A Gossman Consulting, Inc. Publication
May 2007

Cement Kiln Alternative Fuels


David Gossman

For nearly 30 years the Portland cement industry has pursued a growing list of alternate fuels saving natural resources, reducing costs, decreasing emissions, decreasing the need for landfills and other disposal options and decreasing the CO2 footprint of emissions. I have personally been involved in working on a wide variety of these projects and thought that it might be helpful to have a master list of alternative fuels that have been are or are considered usable in cement kilns. I hope to come back and update this list from time to time so please email me with any more that I may have missed.

Industrial Waste Byproducts

Waste solvents and other chemical industry wastes

Waste oils and petroleum wastes

Solid hazardous waste fuel

Ship oil waste (Basel Convention waste)

Tar balls from oil ships

Diaper manufacturing waste

Plastic waste from pharmaceutical packaging

Waste from roof shingles and tar paper

Spent aluminum potliner – treated and untreated

Aluminum anode waste

Paper pulp sludge

Glycerin from biodiesel production

Contaminated soils


Palm kernel shells

Rice kernel shells

Biosolids – from sewage sludge

Shredded woody wastes and sawdust

Used railroad ties

Rendering wastes and other animal processing wastes

Waste cooking oils

Landfill gases

Filter cake – from oily waters and other organic containing cleanups

Consumer Wastes

Auto fluff

Electronic disassembly wastes

Buffer pads – from polishing

Carpet scraps – pre can post consumer

Plastic shred from recycling wire

Off specification spirits (alcoholic beverages)

Hospital wastes

Tires – whole and shredded

Refuse derived fuels – and organic containing streams from recycling household refuse

Battery cases

Alternative natural fuels

Tar sands

Oil shale

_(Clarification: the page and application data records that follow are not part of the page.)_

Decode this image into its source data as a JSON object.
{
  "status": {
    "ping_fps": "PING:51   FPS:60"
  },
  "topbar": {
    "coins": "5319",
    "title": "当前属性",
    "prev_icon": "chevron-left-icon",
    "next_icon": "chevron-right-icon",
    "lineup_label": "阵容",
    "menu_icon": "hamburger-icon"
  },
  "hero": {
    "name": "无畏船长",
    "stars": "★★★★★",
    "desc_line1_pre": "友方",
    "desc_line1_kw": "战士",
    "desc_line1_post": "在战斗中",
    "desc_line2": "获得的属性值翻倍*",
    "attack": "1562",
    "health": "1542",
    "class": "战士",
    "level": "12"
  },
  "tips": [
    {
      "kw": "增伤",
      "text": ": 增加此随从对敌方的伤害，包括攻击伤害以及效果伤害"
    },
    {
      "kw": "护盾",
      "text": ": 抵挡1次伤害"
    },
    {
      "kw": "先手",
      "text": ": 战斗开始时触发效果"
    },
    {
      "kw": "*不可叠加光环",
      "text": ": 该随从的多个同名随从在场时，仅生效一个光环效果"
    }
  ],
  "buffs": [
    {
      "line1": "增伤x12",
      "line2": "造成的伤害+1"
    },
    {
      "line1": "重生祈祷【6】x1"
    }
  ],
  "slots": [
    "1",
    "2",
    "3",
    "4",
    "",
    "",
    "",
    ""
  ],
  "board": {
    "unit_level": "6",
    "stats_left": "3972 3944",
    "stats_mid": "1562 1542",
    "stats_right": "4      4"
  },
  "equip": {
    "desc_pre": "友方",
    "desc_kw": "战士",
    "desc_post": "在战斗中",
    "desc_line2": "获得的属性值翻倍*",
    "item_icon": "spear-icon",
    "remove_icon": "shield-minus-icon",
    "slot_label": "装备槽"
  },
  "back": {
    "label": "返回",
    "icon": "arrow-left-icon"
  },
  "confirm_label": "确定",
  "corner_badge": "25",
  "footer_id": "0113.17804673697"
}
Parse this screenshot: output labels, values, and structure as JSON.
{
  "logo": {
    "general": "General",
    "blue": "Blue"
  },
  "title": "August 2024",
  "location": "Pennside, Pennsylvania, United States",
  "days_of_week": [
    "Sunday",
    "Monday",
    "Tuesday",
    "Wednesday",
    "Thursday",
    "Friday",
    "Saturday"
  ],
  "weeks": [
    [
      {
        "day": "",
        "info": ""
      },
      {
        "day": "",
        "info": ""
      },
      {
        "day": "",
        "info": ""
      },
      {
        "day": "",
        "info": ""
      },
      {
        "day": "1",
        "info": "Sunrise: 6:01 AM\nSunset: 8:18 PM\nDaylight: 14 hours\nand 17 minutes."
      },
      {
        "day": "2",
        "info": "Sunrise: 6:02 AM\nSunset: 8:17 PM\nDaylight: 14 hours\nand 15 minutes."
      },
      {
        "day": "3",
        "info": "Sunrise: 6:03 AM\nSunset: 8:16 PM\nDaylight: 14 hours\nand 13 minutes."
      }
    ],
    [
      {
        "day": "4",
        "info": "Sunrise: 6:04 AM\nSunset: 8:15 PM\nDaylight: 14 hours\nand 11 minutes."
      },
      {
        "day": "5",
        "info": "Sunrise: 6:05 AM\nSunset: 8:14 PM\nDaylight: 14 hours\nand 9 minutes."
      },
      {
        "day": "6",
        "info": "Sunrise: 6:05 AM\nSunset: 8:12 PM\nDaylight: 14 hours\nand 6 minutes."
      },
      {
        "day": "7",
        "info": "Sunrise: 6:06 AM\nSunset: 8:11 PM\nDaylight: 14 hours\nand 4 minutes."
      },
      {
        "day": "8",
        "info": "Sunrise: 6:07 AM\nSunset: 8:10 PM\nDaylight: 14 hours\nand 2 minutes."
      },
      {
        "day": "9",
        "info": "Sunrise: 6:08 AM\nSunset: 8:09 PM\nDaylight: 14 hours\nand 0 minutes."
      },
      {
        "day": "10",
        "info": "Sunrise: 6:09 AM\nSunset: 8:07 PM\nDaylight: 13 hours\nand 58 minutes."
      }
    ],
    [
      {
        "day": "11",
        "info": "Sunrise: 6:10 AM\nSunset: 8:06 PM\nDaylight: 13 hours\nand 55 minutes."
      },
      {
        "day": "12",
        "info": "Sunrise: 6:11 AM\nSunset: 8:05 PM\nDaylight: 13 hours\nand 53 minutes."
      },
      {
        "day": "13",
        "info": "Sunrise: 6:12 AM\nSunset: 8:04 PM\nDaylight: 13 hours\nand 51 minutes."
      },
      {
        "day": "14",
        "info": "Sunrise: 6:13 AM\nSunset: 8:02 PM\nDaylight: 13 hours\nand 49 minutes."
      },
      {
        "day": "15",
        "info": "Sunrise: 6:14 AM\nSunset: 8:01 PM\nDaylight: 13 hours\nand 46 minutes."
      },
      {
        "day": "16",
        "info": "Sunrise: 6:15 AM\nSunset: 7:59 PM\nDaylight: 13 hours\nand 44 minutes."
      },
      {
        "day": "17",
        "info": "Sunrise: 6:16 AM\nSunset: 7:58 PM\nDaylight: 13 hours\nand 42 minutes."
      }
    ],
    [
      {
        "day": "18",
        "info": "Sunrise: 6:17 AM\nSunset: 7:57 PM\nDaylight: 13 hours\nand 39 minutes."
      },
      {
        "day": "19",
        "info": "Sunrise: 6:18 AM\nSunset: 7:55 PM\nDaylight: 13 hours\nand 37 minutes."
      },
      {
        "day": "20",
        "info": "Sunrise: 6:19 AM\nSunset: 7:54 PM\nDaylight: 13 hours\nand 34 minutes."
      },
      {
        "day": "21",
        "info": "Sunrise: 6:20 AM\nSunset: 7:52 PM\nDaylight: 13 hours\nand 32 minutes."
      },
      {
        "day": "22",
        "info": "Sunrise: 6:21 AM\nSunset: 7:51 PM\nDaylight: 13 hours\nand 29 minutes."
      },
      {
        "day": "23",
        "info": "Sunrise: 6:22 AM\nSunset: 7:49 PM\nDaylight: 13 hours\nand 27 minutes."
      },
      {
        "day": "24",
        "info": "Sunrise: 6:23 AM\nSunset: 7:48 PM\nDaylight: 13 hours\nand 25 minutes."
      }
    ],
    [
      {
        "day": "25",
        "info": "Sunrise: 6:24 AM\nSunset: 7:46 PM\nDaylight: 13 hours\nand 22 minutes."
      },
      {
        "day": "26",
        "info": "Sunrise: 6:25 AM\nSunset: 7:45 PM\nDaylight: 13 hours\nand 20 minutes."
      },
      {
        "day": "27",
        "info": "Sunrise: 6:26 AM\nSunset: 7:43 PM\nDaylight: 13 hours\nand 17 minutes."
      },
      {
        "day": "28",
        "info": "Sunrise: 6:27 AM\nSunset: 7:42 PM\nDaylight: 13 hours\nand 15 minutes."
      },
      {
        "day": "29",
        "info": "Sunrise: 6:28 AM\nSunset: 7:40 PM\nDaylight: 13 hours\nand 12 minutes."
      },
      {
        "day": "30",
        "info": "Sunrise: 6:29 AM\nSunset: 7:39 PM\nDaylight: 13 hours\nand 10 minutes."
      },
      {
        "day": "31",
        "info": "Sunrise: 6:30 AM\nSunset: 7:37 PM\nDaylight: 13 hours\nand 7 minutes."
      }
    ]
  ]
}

Please note that not all these fuels are suitable for all cement kilns. Each kiln and its unique process and chemistry must be evaluated to match appropriate fuels with kilns. Further, rigorous waste fuel quality control programs are needed to safely handle many of the above materials. There are numerous other resources at the gcisolutions web site that discuss these issues in more detail. Please call me at 563-652-2822 if you have any questions.